I find the Standard meta-game to be a thrilling puzzle to solve. However, it’s just one of many contexts that can let you feel the thrill of outsmarting your friends. Casual decks are usually less expensive. A good Standard deck could cost $150-$300. Then, in a year or two, those cards rotate out and typically lose some of their resale value. For some, this isn’t sensible, and for others, it’s not fun.

Or, perhaps you just prefer the flavor of an older group of cards. For instance, Angel decks are ridiculously popular. Statistically, the majority of players are not concerned with grinding it out in a coherent format — they’re just playing with whatever cards they happen to have. Which, of course, is why you buy them!

There may still be benefits to aligning of chronology even when anything goes. For one thing, each block (which is a group of 2-3 sets) has its own crop of mechanics — common strengths found on numerous cards — which usually synergize well with each other. So if you are using creatures from 2010, there may be advantages to also using lands and spells from that era. It’s possible.

Secondly, if your friend uses cards from that era, it’s likely that the other cards from then have special ways to deal with those. For instance, in a set with lots of dragons there was a creature, Dragon Hunter, who had protection from dragons. So, the interactions you find may be not only powerful, but potentially also unusual and fun (and it’s usually not as “on-the-nose” as “protection from dragons” - Magic generally tries to be more vague). Formats are designed to be somewhat swingy; to give you a chance to stabilize against great odds if you draw the right sequence of cards. This usually won’t be a problem, but in some cases, if your cards are from dramatically different pools or eras, you might have matches that feel less engaged, where your spells talk past each other rather than grappling directly.

To be sure, the mechanics of Magic are generally broad and can engage each other in many, many ways, so it’s completely possible to have a thrilling duel even if you’re using cards that were not designed to face each other. I’m just saying, that not only has the game gone through ups and downs, but it has also gone through phases where some strategies were juiced in a way that was hard to interact with. If you’re planning to play kitchen table Magic, and your deck is too powerful, it may be less fun — because it’s not only winning that’s fun; it’s winning a fair fight that’s the most fun. (Also, keep in mind that the cards you have from years ago might simply be too weak, and you should look around at what else to use).

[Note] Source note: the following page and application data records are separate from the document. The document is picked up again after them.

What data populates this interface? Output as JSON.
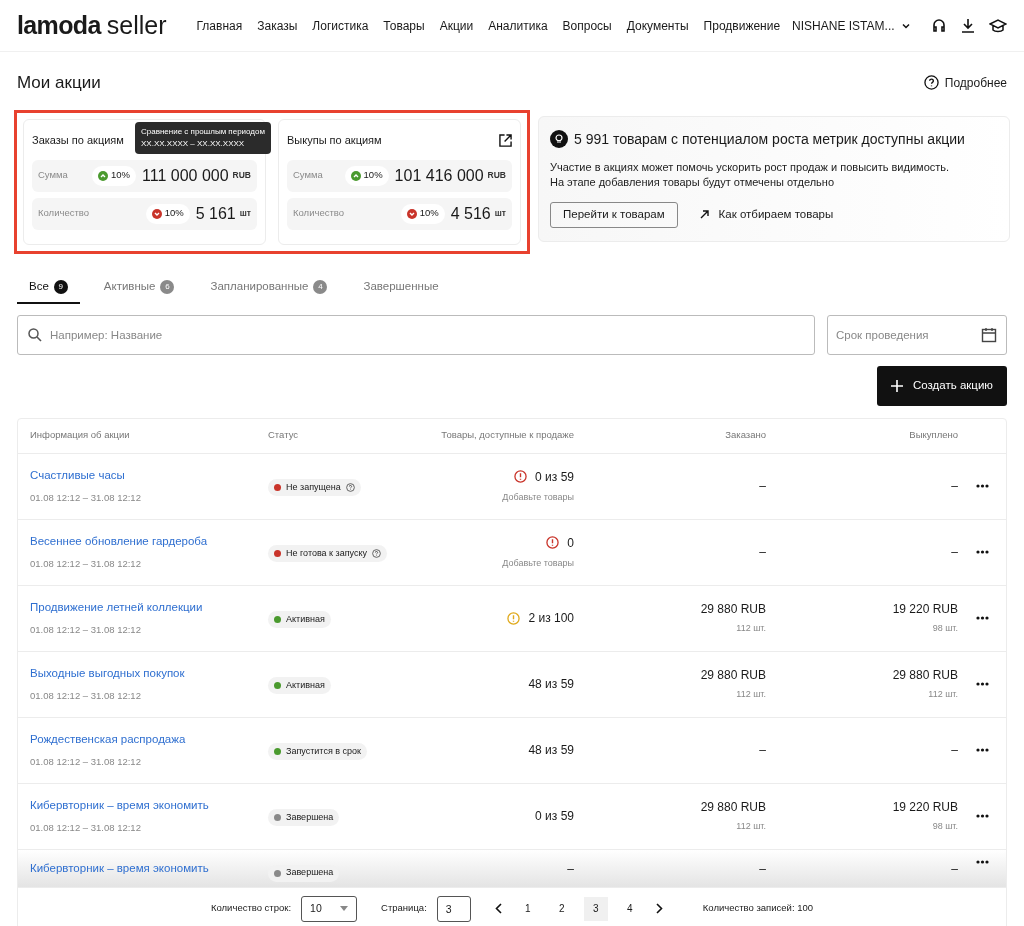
{
  "header": {
    "logo_brand": "lamoda",
    "logo_suffix": "seller",
    "nav": [
      {
        "label": "Главная"
      },
      {
        "label": "Заказы"
      },
      {
        "label": "Логистика"
      },
      {
        "label": "Товары"
      },
      {
        "label": "Акции"
      },
      {
        "label": "Аналитика"
      },
      {
        "label": "Вопросы"
      },
      {
        "label": "Документы"
      },
      {
        "label": "Продвижение"
      }
    ],
    "account": "NISHANE ISTAM..."
  },
  "page": {
    "title": "Мои акции",
    "help_link": "Подробнее"
  },
  "stat_cards": [
    {
      "title": "Заказы по акциям",
      "link_icon": false,
      "metrics": [
        {
          "label": "Сумма",
          "rising": true,
          "change": "10%",
          "value": "111 000 000",
          "unit": "RUB"
        },
        {
          "label": "Количество",
          "rising": false,
          "change": "10%",
          "value": "5 161",
          "unit": "шт"
        }
      ]
    },
    {
      "title": "Выкупы по акциям",
      "link_icon": true,
      "metrics": [
        {
          "label": "Сумма",
          "rising": true,
          "change": "10%",
          "value": "101 416 000",
          "unit": "RUB"
        },
        {
          "label": "Количество",
          "rising": false,
          "change": "10%",
          "value": "4 516",
          "unit": "шт"
        }
      ]
    }
  ],
  "tooltip": {
    "title": "Сравнение с прошлым периодом",
    "period": "XX.XX.XXXX – XX.XX.XXXX"
  },
  "promo": {
    "title": "5 991 товарам с потенциалом роста метрик доступны акции",
    "text": "Участие в акциях может помочь ускорить рост продаж и повысить видимость.\nНа этапе добавления товары будут отмечены отдельно",
    "button": "Перейти к товарам",
    "link": "Как отбираем товары"
  },
  "tabs": [
    {
      "label": "Все",
      "count": "9",
      "selected": true
    },
    {
      "label": "Активные",
      "count": "6",
      "selected": false
    },
    {
      "label": "Запланированные",
      "count": "4",
      "selected": false
    },
    {
      "label": "Завершенные",
      "selected": false
    }
  ],
  "search": {
    "placeholder": "Например: Название"
  },
  "date_filter": {
    "placeholder": "Срок проведения"
  },
  "create_button": "Создать акцию",
  "table": {
    "columns": [
      "Информация об акции",
      "Статус",
      "Товары, доступные к продаже",
      "Заказано",
      "Выкуплено"
    ],
    "rows": [
      {
        "name": "Счастливые часы",
        "dates": "01.08 12:12 – 31.08 12:12",
        "status": {
          "label": "Не запущена",
          "color": "#c9342a",
          "help": true
        },
        "available": {
          "text": "0 из 59",
          "error": true,
          "hint": "Добавьте товары"
        },
        "ordered": {
          "amount": "–"
        },
        "bought": {
          "amount": "–"
        }
      },
      {
        "name": "Весеннее обновление гардероба",
        "dates": "01.08 12:12 – 31.08 12:12",
        "status": {
          "label": "Не готова к запуску",
          "color": "#c9342a",
          "help": true
        },
        "available": {
          "text": "0",
          "error": true,
          "hint": "Добавьте товары"
        },
        "ordered": {
          "amount": "–"
        },
        "bought": {
          "amount": "–"
        }
      },
      {
        "name": "Продвижение летней коллекции",
        "dates": "01.08 12:12 – 31.08 12:12",
        "status": {
          "label": "Активная",
          "color": "#4a9a2e",
          "help": false
        },
        "available": {
          "text": "2 из 100",
          "error": false,
          "warning": true
        },
        "ordered": {
          "amount": "29 880 RUB",
          "qty": "112 шт."
        },
        "bought": {
          "amount": "19 220 RUB",
          "qty": "98 шт."
        }
      },
      {
        "name": "Выходные выгодных покупок",
        "dates": "01.08 12:12 – 31.08 12:12",
        "status": {
          "label": "Активная",
          "color": "#4a9a2e",
          "help": false
        },
        "available": {
          "text": "48 из 59",
          "error": false,
          "warning": false
        },
        "ordered": {
          "amount": "29 880 RUB",
          "qty": "112 шт."
        },
        "bought": {
          "amount": "29 880 RUB",
          "qty": "112 шт."
        }
      },
      {
        "name": "Рождественская распродажа",
        "dates": "01.08 12:12 – 31.08 12:12",
        "status": {
          "label": "Запустится в срок",
          "color": "#4a9a2e",
          "help": false
        },
        "available": {
          "text": "48 из 59",
          "error": false,
          "warning": false
        },
        "ordered": {
          "amount": "–"
        },
        "bought": {
          "amount": "–"
        }
      },
      {
        "name": "Кибервторник – время экономить",
        "dates": "01.08 12:12 – 31.08 12:12",
        "status": {
          "label": "Завершена",
          "color": "#8a8a8a",
          "help": false
        },
        "available": {
          "text": "0 из 59",
          "error": false,
          "warning": false
        },
        "ordered": {
          "amount": "29 880 RUB",
          "qty": "112 шт."
        },
        "bought": {
          "amount": "19 220 RUB",
          "qty": "98 шт."
        }
      },
      {
        "name": "Кибервторник – время экономить",
        "status": {
          "label": "Завершена",
          "color": "#8a8a8a",
          "help": false
        },
        "available": {
          "text": "–",
          "error": false,
          "warning": false
        },
        "ordered": {
          "amount": "–"
        },
        "bought": {
          "amount": "–"
        },
        "cut_off": true
      }
    ]
  },
  "pagination": {
    "rows_label": "Количество строк:",
    "rows_value": "10",
    "page_label": "Страница:",
    "page_value": "3",
    "pages": [
      {
        "label": "1",
        "selected": false
      },
      {
        "label": "2",
        "selected": false
      },
      {
        "label": "3",
        "selected": true
      },
      {
        "label": "4",
        "selected": false
      }
    ],
    "total": "Количество записей: 100"
  }
}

If you want your match-up with a friend’s deck to be really fun, here are a couple things to consider. First, consider using a color or combination of colors that they are not, so that you can try to sneak around them rather than just butting heads. Consider using cards from the same year, or roughly the same era, so that the art matches (and the mechanics will). Third, have a mix of creatures, removal spells, a way to draw extra cards, a way to protect or strengthen your creatures, and possibly a non-land way to generate mana.

Most of all, if you can tell that your opponents are not having fun, or if you are not, try to address the problem. Try a different deck, or ask for help from the Internet or your local card store. Finally, remember that not everyone understands the rules completely and in more casual environments, you may be up against a friend who has been doing something incorrectly for years. You can usually find the answer to any rules question online, if you’re not sure.